[[ SOURCE DATA, beginning ]]
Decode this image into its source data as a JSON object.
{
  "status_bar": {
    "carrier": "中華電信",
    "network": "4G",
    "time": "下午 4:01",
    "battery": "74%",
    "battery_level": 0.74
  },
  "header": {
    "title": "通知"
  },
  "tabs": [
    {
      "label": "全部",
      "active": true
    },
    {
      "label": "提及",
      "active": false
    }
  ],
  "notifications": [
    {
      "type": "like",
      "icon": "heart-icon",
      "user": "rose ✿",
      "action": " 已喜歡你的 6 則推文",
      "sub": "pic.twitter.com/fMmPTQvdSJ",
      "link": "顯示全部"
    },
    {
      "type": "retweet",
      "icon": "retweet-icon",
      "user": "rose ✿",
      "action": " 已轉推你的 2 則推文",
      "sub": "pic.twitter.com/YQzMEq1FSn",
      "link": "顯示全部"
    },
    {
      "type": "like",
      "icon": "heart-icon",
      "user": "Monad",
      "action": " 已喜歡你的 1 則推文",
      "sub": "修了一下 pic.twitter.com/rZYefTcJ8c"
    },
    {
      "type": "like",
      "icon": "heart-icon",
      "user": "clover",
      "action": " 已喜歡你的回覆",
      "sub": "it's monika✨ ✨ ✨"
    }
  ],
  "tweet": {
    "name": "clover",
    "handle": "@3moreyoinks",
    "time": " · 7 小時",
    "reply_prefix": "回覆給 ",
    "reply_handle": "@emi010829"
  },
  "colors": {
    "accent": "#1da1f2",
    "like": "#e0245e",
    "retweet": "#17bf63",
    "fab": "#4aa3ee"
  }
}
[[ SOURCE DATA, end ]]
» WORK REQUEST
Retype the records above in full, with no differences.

» EXPECTED ANSWER
Decode this image into its source data as a JSON object.
{
  "status_bar": {
    "carrier": "中華電信",
    "network": "4G",
    "time": "下午 4:01",
    "battery": "74%",
    "battery_level": 0.74
  },
  "header": {
    "title": "通知"
  },
  "tabs": [
    {
      "label": "全部",
      "active": true
    },
    {
      "label": "提及",
      "active": false
    }
  ],
  "notifications": [
    {
      "type": "like",
      "icon": "heart-icon",
      "user": "rose ✿",
      "action": " 已喜歡你的 6 則推文",
      "sub": "pic.twitter.com/fMmPTQvdSJ",
      "link": "顯示全部"
    },
    {
      "type": "retweet",
      "icon": "retweet-icon",
      "user": "rose ✿",
      "action": " 已轉推你的 2 則推文",
      "sub": "pic.twitter.com/YQzMEq1FSn",
      "link": "顯示全部"
    },
    {
      "type": "like",
      "icon": "heart-icon",
      "user": "Monad",
      "action": " 已喜歡你的 1 則推文",
      "sub": "修了一下 pic.twitter.com/rZYefTcJ8c"
    },
    {
      "type": "like",
      "icon": "heart-icon",
      "user": "clover",
      "action": " 已喜歡你的回覆",
      "sub": "it's monika✨ ✨ ✨"
    }
  ],
  "tweet": {
    "name": "clover",
    "handle": "@3moreyoinks",
    "time": " · 7 小時",
    "reply_prefix": "回覆給 ",
    "reply_handle": "@emi010829"
  },
  "colors": {
    "accent": "#1da1f2",
    "like": "#e0245e",
    "retweet": "#17bf63",
    "fab": "#4aa3ee"
  }
}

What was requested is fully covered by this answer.